"The support I received from the Department as a whole was crucial to my PhD journey. I almost dropped out in my second year, convinced I didn't have anything interesting to say. But luckily my supervisors talked me round. They were always wonderful sources of support and advice, even well after I graduated.

"Being a graduate student was a bit of a revelation for me. It was amazing to discover that I could get paid for thinking and writing for doing the same thing that I had paid to do as an undergraduate. And being part of the graduate community at Reading gave me a sense of what an enjoyable and interesting career academia could be: you get to meet lots of clever and interesting people, travel, read extensively, and write.

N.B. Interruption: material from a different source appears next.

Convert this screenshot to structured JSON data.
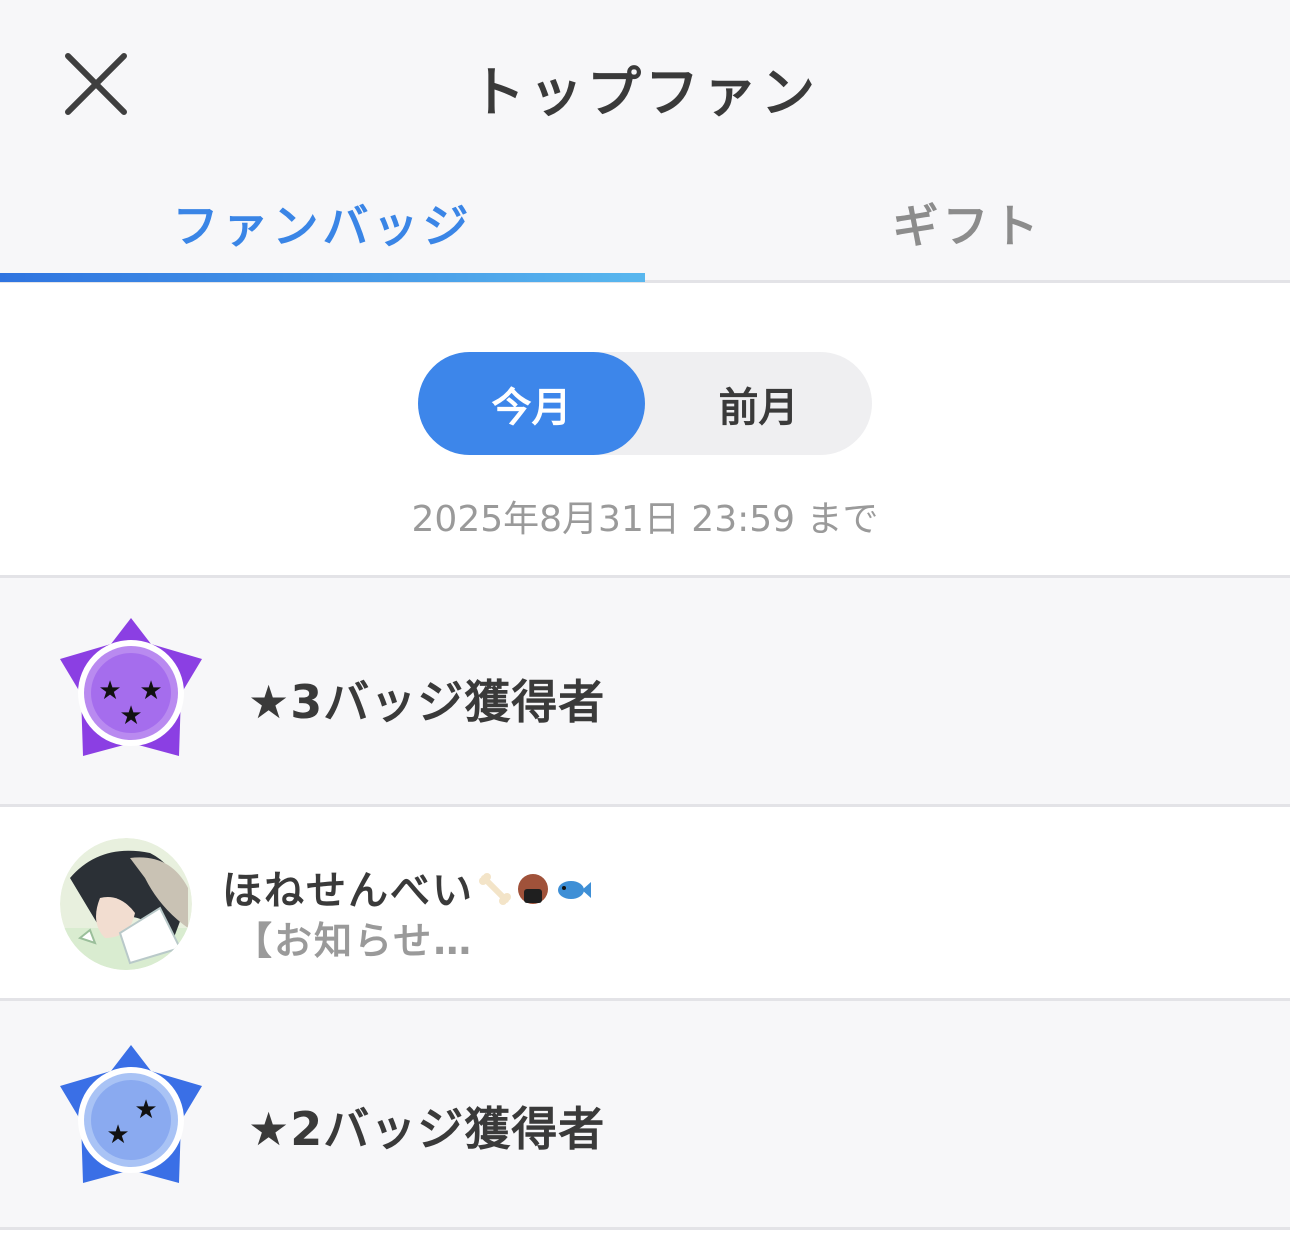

I also found a topic that I really wanted to write about, the ethics of harming, that I still find fascinating ten years later."

EMBARKING ON my academic career

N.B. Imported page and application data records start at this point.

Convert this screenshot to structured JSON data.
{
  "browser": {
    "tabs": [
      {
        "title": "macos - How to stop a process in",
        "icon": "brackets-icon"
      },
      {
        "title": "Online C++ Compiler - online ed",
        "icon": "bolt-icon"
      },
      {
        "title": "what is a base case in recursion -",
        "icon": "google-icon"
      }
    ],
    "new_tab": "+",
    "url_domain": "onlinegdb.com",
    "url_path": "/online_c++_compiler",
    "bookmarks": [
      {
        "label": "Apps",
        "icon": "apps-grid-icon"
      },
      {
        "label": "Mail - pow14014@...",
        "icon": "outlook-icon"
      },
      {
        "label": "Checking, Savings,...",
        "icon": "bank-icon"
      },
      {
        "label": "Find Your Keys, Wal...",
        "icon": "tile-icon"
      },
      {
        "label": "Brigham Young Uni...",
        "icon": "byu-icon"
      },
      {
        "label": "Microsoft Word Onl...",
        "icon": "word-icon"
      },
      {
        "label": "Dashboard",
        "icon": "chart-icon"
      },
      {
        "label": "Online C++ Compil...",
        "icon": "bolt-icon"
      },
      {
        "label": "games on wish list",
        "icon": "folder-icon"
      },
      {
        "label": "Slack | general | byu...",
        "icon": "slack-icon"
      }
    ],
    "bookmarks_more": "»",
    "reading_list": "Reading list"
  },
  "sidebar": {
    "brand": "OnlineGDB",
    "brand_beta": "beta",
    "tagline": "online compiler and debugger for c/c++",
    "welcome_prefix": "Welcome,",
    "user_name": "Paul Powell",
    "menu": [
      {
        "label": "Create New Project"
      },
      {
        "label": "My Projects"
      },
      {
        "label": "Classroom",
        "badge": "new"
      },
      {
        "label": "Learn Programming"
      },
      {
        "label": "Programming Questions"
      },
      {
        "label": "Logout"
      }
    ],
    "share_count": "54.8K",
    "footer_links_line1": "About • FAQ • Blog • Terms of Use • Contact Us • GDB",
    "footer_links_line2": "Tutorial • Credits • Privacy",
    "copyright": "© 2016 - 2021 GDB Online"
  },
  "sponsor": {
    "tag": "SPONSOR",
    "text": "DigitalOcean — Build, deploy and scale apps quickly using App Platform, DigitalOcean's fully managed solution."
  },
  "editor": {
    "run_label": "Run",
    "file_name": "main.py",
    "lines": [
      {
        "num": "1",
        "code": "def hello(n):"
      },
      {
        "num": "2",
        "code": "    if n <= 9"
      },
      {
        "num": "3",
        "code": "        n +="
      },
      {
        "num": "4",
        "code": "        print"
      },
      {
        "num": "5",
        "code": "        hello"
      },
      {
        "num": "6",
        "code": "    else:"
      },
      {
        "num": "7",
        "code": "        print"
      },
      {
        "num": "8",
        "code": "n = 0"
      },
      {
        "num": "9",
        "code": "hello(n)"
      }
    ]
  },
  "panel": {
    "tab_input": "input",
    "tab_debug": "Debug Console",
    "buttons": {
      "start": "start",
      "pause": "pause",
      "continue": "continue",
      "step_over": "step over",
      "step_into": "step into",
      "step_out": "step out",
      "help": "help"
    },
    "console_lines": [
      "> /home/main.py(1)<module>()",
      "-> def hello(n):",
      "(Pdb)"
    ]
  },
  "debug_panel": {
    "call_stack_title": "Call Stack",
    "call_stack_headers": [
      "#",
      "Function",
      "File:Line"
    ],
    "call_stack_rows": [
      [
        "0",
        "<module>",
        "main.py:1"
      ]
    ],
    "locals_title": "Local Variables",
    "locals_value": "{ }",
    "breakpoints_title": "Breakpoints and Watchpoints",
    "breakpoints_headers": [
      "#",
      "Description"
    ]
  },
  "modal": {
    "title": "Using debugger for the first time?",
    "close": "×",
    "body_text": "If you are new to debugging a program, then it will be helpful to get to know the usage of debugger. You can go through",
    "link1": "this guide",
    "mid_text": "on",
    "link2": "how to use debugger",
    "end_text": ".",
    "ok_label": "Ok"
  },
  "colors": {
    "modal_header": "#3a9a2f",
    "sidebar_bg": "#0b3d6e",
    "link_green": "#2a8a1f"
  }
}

Helen's decision to pursue an academic career led her on a rewarding journey:

"The holy grail for me, as it is for most PhD students, was to achieve a permanent academic position. I was lucky enough to get a Leverhulme Fellowship for a couple of years, giving me time to do some research that helped to secure me a permanent job at the University of Kent. After two years at Kent, I was approached by Stockholm University to apply through them for a Wallenberg Academy Fellowship, which would give me five years of full-time research, along with a permanent job. Moving to Stockholm was the best decision I could have made. I now run a research centre, The Stockholm Centre for the Ethics of War and Peace, in an incredibly supportive Department.

"I really enjoy my work at Stockholm, where I am Sweden's youngest ever and first female Professor of Practical Philosophy.

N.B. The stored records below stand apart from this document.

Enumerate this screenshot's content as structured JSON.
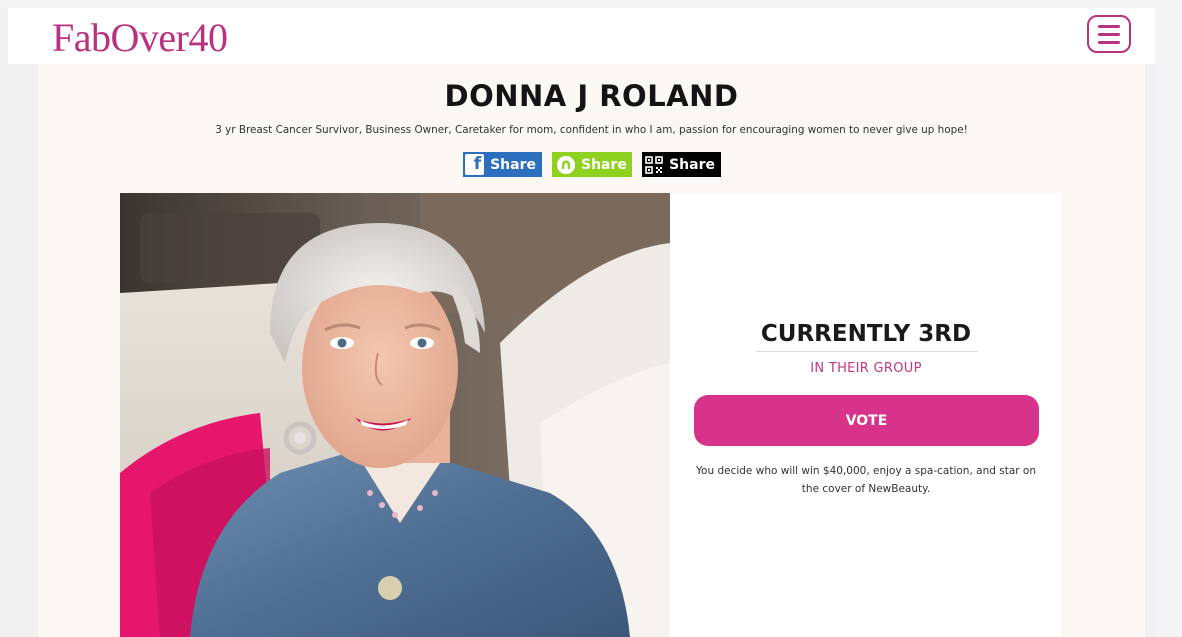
{
  "header": {
    "logo_text": "FabOver40",
    "menu_icon": "hamburger-menu-icon"
  },
  "profile": {
    "name": "DONNA J ROLAND",
    "bio": "3 yr Breast Cancer Survivor, Business Owner, Caretaker for mom, confident in who I am, passion for encouraging women to never give up hope!",
    "share_buttons": [
      {
        "label": "Share",
        "icon": "facebook-icon",
        "color": "#2d6fbf"
      },
      {
        "label": "Share",
        "icon": "nextdoor-icon",
        "color": "#8ed11e"
      },
      {
        "label": "Share",
        "icon": "qr-code-icon",
        "color": "#000000"
      }
    ]
  },
  "vote_card": {
    "rank_text": "CURRENTLY 3RD",
    "rank_sub": "IN THEIR GROUP",
    "vote_label": "VOTE",
    "note": "You decide who will win $40,000, enjoy a spa-cation, and star on the cover of NewBeauty."
  },
  "colors": {
    "brand": "#b8327f",
    "vote_button": "#d7338a",
    "page_bg": "#fbf7f2"
  }
}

"I was surprised to learn that I was the first woman to hold that position since Sweden has a reputation as very progressive when it comes to gender inequality. But, better late than never! I hope that the more female role models we have, the more women will consider philosophy as a career."

real-world research

Helen's job allows her to research subjects relevant to today's society:

"My research mostly focuses on the ethics of war. I'm currently working on several projects with other academics. One of these is the protection of cultural property in war. Even though most of us would think that it's morally wrong for militia groups to damage ancient cultural sites, for example, there's been very little philosophical work done on how we should respond to that kind of destruction, such as whether and how we ought to prevent it. Our project aims, amongst other things, to help develop guidelines for implementing the Hague Convention on Cultural Property Protection.

"Another project I'm working on is how we should understand the wrongness of so-called 'revenge porn', where someone shares private images of a person without his or her consent.

"We're interested in the actions of third parties who look at the images, rather than those who upload them. Many people would be aghast at the idea of spying on someone in a changing room, but don't think twice about looking at such images online. Our work argues that just looking at these images, even without sharing them, violates the victim's rights. Hopefully, generating discussion about these issues will make people reflect on how viewing these images can impact upon the victim."

Looking to the future

Helen hopes to continue contributing to the field of philosophy:

"My goal for the future is primarily to write more philosophy! My main short-term goal is a new book on cultural property and war. I'd also like to expand my research centre, particularly in ways that encourage cross-pollination across different areas of philosophy. I'm excited to keep exploring topical issues that affect today's world through a philosophical lens.

"The Philosophy Department at the University of Reading undoubtedly contributed to getting me to where I am now, and I'll be forever grateful for their valuable support in preparing me for the notoriously competitive job market."